DATA SUPPLIED below:

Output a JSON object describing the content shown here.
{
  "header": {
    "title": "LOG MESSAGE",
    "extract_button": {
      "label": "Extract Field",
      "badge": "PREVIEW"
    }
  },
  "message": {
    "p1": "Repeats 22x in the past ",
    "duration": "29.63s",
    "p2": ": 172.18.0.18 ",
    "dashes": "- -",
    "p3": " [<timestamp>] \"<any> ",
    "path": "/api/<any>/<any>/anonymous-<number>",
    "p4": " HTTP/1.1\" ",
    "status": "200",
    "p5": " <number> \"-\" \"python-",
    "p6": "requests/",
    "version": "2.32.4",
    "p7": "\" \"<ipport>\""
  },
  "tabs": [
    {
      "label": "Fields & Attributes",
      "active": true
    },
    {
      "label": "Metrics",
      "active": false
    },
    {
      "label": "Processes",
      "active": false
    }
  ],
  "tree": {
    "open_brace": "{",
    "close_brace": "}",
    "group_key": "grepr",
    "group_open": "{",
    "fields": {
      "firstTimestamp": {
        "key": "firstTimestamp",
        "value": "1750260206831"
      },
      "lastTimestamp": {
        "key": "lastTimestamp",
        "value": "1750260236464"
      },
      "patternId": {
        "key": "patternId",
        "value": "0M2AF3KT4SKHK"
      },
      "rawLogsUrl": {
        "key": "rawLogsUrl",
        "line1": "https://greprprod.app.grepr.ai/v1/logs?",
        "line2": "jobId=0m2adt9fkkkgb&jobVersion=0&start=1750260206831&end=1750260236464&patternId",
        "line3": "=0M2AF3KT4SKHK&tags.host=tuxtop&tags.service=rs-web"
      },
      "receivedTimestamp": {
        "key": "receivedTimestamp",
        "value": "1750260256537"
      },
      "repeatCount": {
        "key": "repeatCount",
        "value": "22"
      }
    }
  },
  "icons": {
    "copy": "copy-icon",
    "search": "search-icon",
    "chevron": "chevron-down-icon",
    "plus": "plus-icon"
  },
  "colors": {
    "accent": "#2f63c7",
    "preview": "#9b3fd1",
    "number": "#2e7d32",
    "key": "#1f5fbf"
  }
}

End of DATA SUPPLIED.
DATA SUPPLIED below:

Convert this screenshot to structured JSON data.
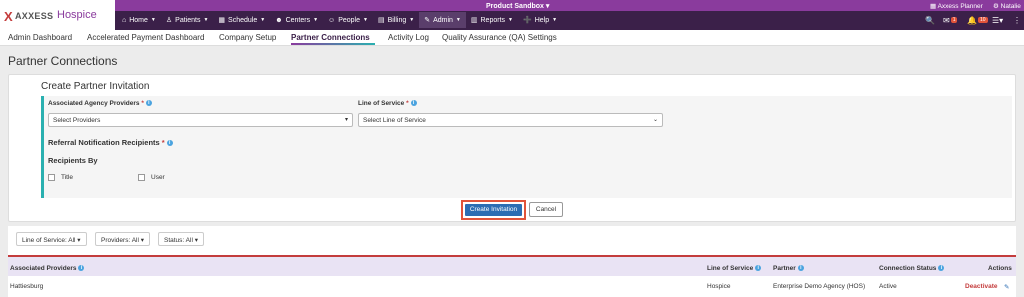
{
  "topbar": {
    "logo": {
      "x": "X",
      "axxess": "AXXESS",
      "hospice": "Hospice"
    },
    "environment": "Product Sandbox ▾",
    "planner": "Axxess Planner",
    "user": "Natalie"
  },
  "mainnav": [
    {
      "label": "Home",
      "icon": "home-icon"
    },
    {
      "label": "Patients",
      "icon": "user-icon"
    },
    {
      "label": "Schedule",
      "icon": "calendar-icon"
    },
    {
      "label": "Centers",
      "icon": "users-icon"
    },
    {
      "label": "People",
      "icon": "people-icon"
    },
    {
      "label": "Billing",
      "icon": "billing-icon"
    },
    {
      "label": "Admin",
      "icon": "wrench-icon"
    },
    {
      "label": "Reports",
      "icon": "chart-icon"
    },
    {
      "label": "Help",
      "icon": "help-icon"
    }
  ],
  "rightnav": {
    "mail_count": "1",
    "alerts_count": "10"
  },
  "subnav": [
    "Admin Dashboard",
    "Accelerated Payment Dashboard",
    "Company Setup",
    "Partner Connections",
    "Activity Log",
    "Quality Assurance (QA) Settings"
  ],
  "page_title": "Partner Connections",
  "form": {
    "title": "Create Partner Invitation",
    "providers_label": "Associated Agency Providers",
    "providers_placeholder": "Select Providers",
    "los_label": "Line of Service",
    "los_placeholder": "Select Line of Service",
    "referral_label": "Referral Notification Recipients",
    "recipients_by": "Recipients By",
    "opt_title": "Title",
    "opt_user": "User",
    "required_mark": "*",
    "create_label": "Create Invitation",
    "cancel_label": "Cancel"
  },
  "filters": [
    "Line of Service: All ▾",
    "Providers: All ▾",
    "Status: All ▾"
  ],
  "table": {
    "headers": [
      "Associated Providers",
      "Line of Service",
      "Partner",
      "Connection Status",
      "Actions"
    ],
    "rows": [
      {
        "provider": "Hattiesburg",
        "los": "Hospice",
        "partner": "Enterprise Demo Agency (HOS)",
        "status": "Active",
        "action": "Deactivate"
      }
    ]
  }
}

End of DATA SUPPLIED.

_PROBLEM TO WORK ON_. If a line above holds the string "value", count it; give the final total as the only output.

_SOLVED PROBLEM_. 5